> _Work instructions_
Every record below needs to be written out exactly, apart from the pictures.

---------------

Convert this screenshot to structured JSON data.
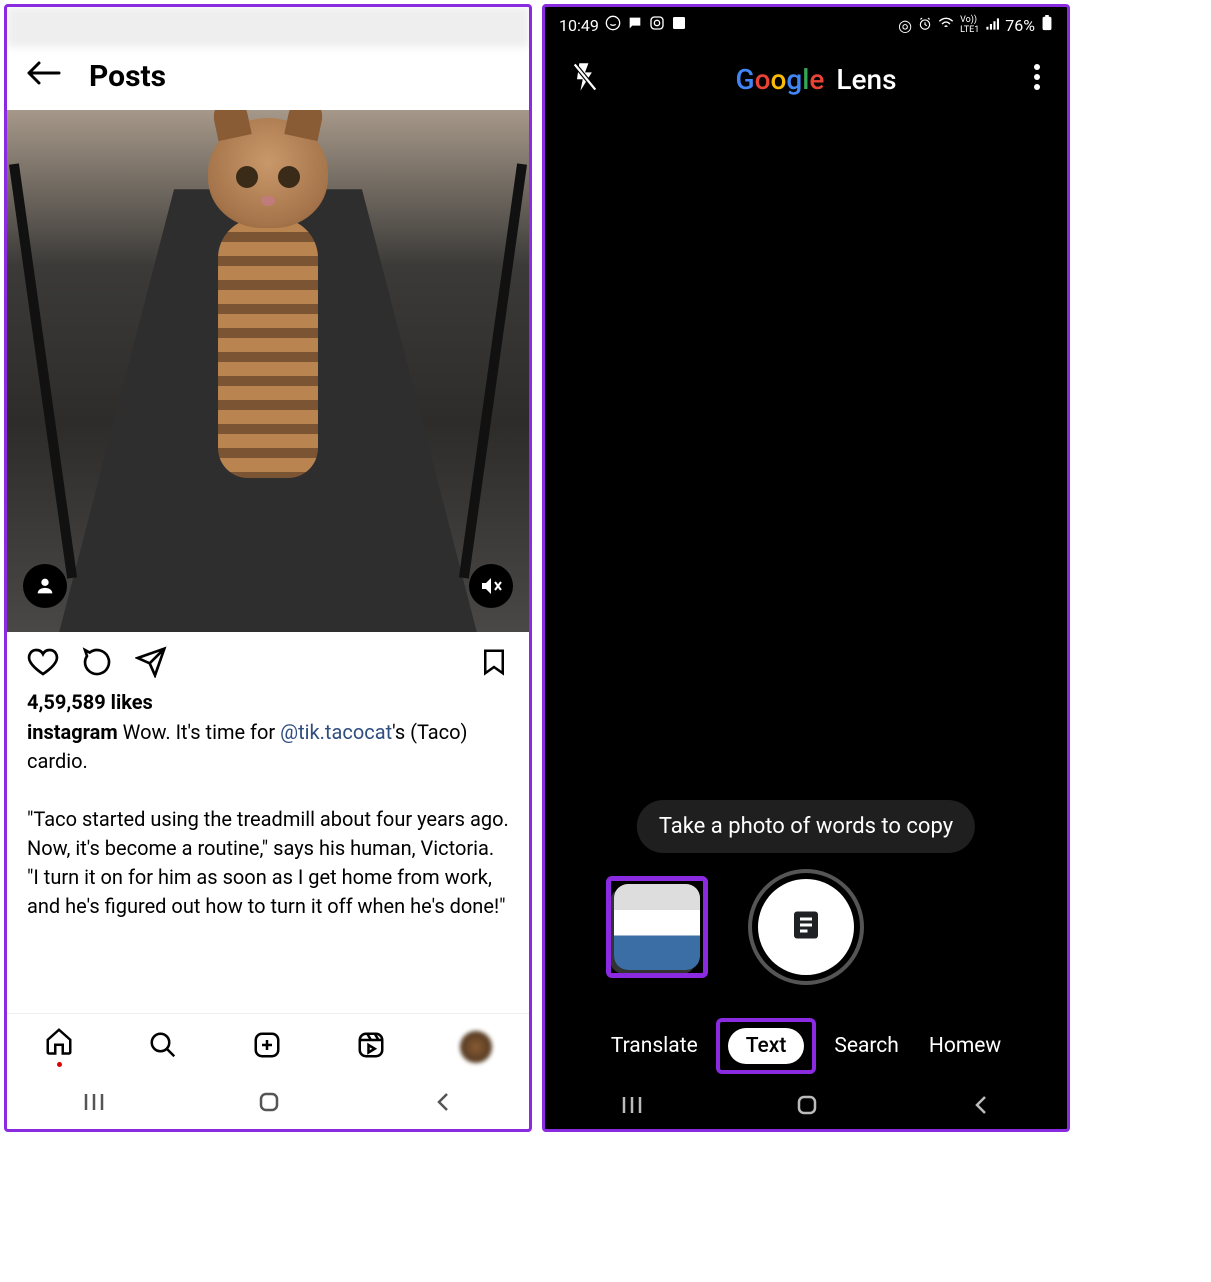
{
  "left": {
    "header_title": "Posts",
    "likes": "4,59,589 likes",
    "caption_user": "instagram",
    "caption_line1": " Wow. It's time for ",
    "caption_mention": "@tik.tacocat",
    "caption_line1_end": "'s (Taco) cardio.",
    "caption_para2": "\"Taco started using the treadmill about four years ago. Now, it's become a routine,\" says his human, Victoria. \"I turn it on for him as soon as I get home from work, and he's figured out how to turn it off when he's done!\"",
    "icons": {
      "back": "back-arrow-icon",
      "like": "heart-icon",
      "comment": "comment-icon",
      "share": "send-icon",
      "save": "bookmark-icon",
      "user_badge": "person-icon",
      "mute_badge": "mute-icon",
      "nav_home": "home-icon",
      "nav_search": "search-icon",
      "nav_add": "add-post-icon",
      "nav_reels": "reels-icon",
      "nav_profile": "profile-avatar"
    }
  },
  "right": {
    "status_time": "10:49",
    "status_battery": "76%",
    "status_net": "LTE1",
    "title_google": "Google",
    "title_lens": "Lens",
    "hint": "Take a photo of words to copy",
    "modes": {
      "translate": "Translate",
      "text": "Text",
      "search": "Search",
      "homework": "Homew"
    },
    "icons": {
      "flash_off": "flash-off-icon",
      "more": "more-vert-icon",
      "gallery": "gallery-thumbnail",
      "shutter": "shutter-button",
      "shutter_glyph": "text-document-icon"
    }
  },
  "sysnav": {
    "recents": "recents-icon",
    "home": "home-pill-icon",
    "back": "back-chevron-icon"
  }
}
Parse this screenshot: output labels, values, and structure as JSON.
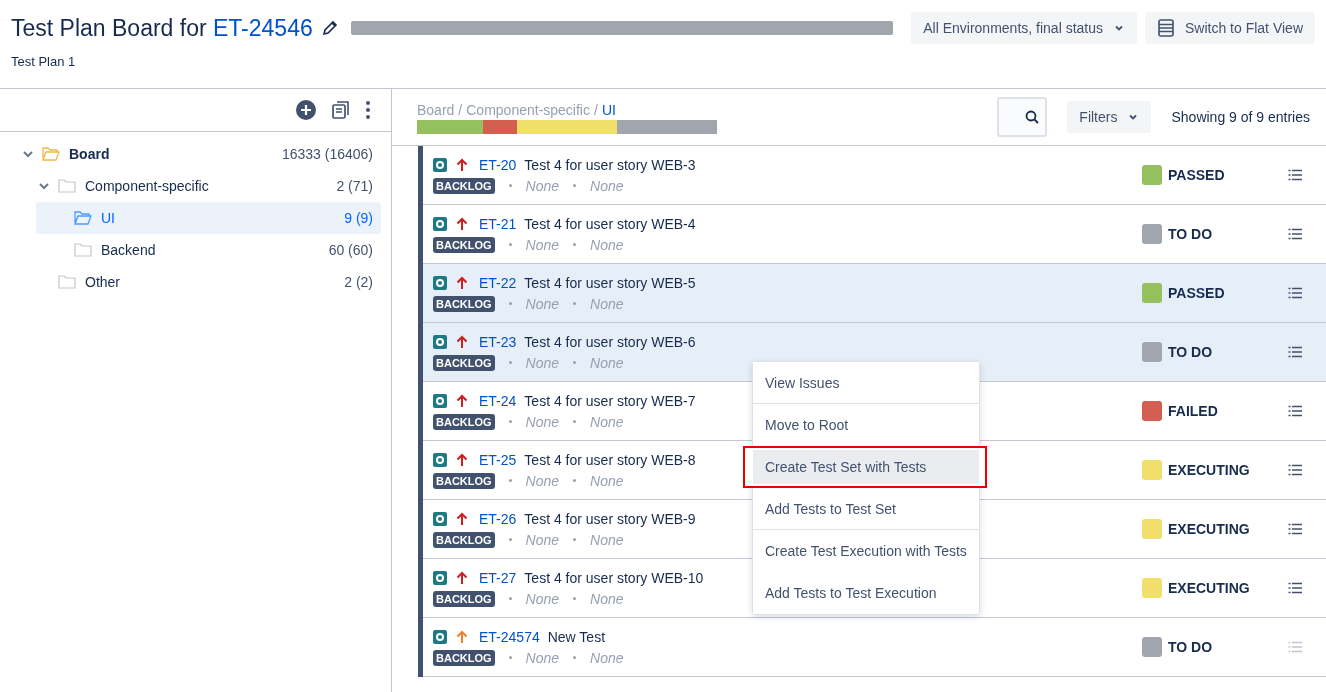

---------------

> _Answer for this exercise_
Convert this screenshot to structured JSON data.
{
  "left": {
    "header_title": "Posts",
    "likes": "4,59,589 likes",
    "caption_user": "instagram",
    "caption_line1": " Wow. It's time for ",
    "caption_mention": "@tik.tacocat",
    "caption_line1_end": "'s (Taco) cardio.",
    "caption_para2": "\"Taco started using the treadmill about four years ago. Now, it's become a routine,\" says his human, Victoria. \"I turn it on for him as soon as I get home from work, and he's figured out how to turn it off when he's done!\"",
    "icons": {
      "back": "back-arrow-icon",
      "like": "heart-icon",
      "comment": "comment-icon",
      "share": "send-icon",
      "save": "bookmark-icon",
      "user_badge": "person-icon",
      "mute_badge": "mute-icon",
      "nav_home": "home-icon",
      "nav_search": "search-icon",
      "nav_add": "add-post-icon",
      "nav_reels": "reels-icon",
      "nav_profile": "profile-avatar"
    }
  },
  "right": {
    "status_time": "10:49",
    "status_battery": "76%",
    "status_net": "LTE1",
    "title_google": "Google",
    "title_lens": "Lens",
    "hint": "Take a photo of words to copy",
    "modes": {
      "translate": "Translate",
      "text": "Text",
      "search": "Search",
      "homework": "Homew"
    },
    "icons": {
      "flash_off": "flash-off-icon",
      "more": "more-vert-icon",
      "gallery": "gallery-thumbnail",
      "shutter": "shutter-button",
      "shutter_glyph": "text-document-icon"
    }
  },
  "sysnav": {
    "recents": "recents-icon",
    "home": "home-pill-icon",
    "back": "back-chevron-icon"
  }
}
Parse this screenshot: output labels, values, and structure as JSON.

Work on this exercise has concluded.